These weeks, another chapter of the endless Terminator film saga rolls over the cinema screen. And once again, we're dealing with a notion of cyborgs that reminds us of humans – but who are simply superior to us in terms of strength, speed, and survivability.
But what if we dropped these cyborg clichés and instead imagined a creature that is not at all anthropomorphic. A creature that may have the form of a droplet, a sphere, or a microorganism. This being will observe us and think about us in the same way that we observe and think about a flower.
The big step has already been taken
These are the kind of thoughts James Lovelock makes in the book Novac The book is something as rare as a deeply visionary work. The title refers to the age that Lovelock believes we are on the threshold of. Well, maybe the one we just entered. Prior to the Novacean era, we had the Anthropocene age, a time characterised by the human ability to influence the planet's ecosystem. The Novacean era is a time when technology grows out of our control and where artificial intelligence gains the ability to refine and further develop itself and, thus, become an independent being.
In the 1970s, Lovelock put forward the Gaii theory.

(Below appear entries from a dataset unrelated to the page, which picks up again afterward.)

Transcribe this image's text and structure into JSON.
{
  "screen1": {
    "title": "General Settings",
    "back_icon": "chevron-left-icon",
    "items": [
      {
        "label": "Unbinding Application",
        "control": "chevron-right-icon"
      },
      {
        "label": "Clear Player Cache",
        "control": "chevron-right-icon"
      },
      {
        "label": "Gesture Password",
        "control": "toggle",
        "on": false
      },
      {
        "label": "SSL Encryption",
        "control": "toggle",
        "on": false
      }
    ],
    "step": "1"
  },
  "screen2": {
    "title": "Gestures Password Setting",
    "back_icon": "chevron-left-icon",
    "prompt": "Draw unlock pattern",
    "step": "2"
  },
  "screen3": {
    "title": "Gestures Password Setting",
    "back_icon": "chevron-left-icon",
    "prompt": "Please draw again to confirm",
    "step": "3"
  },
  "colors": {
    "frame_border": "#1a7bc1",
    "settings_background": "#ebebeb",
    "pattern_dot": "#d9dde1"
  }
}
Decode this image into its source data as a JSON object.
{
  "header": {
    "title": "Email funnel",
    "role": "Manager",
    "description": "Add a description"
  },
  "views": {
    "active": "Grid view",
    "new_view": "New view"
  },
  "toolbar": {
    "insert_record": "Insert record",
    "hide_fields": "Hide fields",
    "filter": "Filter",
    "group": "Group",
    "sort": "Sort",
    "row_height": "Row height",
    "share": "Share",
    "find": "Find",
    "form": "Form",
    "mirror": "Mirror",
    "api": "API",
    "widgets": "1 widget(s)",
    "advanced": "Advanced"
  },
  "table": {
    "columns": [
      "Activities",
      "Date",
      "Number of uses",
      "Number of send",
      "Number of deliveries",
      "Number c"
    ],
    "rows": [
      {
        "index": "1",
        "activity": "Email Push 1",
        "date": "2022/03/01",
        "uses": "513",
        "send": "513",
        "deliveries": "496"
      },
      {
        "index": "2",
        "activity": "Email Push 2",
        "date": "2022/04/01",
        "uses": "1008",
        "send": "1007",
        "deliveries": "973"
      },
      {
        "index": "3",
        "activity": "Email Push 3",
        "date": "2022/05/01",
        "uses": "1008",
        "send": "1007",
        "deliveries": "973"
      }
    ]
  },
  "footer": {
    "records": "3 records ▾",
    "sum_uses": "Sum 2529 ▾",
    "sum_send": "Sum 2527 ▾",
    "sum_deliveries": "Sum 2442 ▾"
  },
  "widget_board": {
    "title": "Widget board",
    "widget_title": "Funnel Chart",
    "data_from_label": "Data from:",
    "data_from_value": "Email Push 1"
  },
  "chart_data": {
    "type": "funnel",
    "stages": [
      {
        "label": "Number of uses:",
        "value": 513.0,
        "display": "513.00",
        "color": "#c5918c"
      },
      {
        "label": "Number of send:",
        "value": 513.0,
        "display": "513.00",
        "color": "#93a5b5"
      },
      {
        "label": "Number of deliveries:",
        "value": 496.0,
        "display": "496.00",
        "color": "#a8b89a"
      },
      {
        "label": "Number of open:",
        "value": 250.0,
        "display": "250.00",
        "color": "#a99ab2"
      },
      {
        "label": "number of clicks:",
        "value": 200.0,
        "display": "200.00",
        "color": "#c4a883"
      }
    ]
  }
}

We've already seen examples of that, Lovelock points out, and mentions Google's computer program AlphaGo as a telling example. Back in 2015, the program won over a human in the game of Go, which is far more complicated than, for example, chess. And unlike IBM's Deep Blu computer that defeated Kasparov in chess back in the 1990s, AlphaGo was not created by the machine being fed with a lot of data from which it then navigated. Instead, AlphaGo combined two systems: partly human input in the form of data and partly by developing the ability to learn the game on its own along the way. The latter is revolutionary, Lovelock argues, because it means that artificial intelligence has now reached a stage where intuition, autonomy, and learning ability become properties that artificial intelligence possesses. And, when coupled with information handling thousands of times faster than the human brain, we have the prospect of artificial intelligence that is far superior to us. Then we have artificial intelligence that will see us as we consider the flower.
Lovelock does not think we should fear these beings – but on the contrary, we rejoice in their existence. Because they will help us keep the planet habitable longer than usual. But at some point they probably won't have to use us anymore. Our extinction is inevitable, but whether it happens by natural consequences or whether we are wiped out by these artificial intelligences, Lovelock does not respond unequivocally. But we die.
Fantastic or visionary?
Who is this fantastic and futurist, Lovelock? He is a 100-year-old Englishman who has just published another book. He is also a scientist and almost to be considered Renaissance man with expertise in chemistry, physics, medicine, philosophy, and geology. In the 1970s, Lovelock put forward the Gaia theory, which involves the notion of earth as a self-regulating system that constantly seeks to create ideal living conditions.
I Novac it seems that Lovelock steps away from the theory of self-regulation, at least understood as a certainty that it will all go well, all the while the planet is regulating itself anyway.
Intuition, autonomy, and learning ability become traits that artificial intelligence possesses.
Lovelock spends part of the work advocating that we should put all our energy into counteracting the rise in temperature on the planet. That we drop the many resources to look for life in space, as he believes, all indicates that we are alone in the universe. Lovelock, on the other hand, is a proponent of nuclear power and believes that our resistance to it is the clearest example of the limits of our intelligence.
However, the fight against temperature rise cannot be won by nuclear power alone. This is where artificial intelligence must come into play. The main essence of Lovelock's new work, therefore, is that the natural evolution that created man also led to a man who engages in predation and, thus, destroys Gaia's self-regulatory ability. They should now be replaced by a mechanical evolution that will allow the artificial intelligences to develop on their own and take over where we can no longer be involved.
A rare work
Although the book suffers a bit from too many repetitions and a little messy editing, it is a pleasure to read a work that makes such great thoughts. And it is striking how rare its kind of books actually see the light of day. Maybe because big thoughts are often easy targets for shit and ridicule. Occasionally, you can also not hesitate to hesitate, maybe pull on the smile band, hesitate. You have doubts about what is realistic and what seems like a fantasy without roots and pure speculation. But just that is one of the attractions of the book. It makes the seeker, essayist and different.
Something I boxed with along the way was whether it is also a natural evolution when it is no longer organic? And with the natural part out, so is the good? Lovelock does not provide clear answers to this. He speculates and ponders further.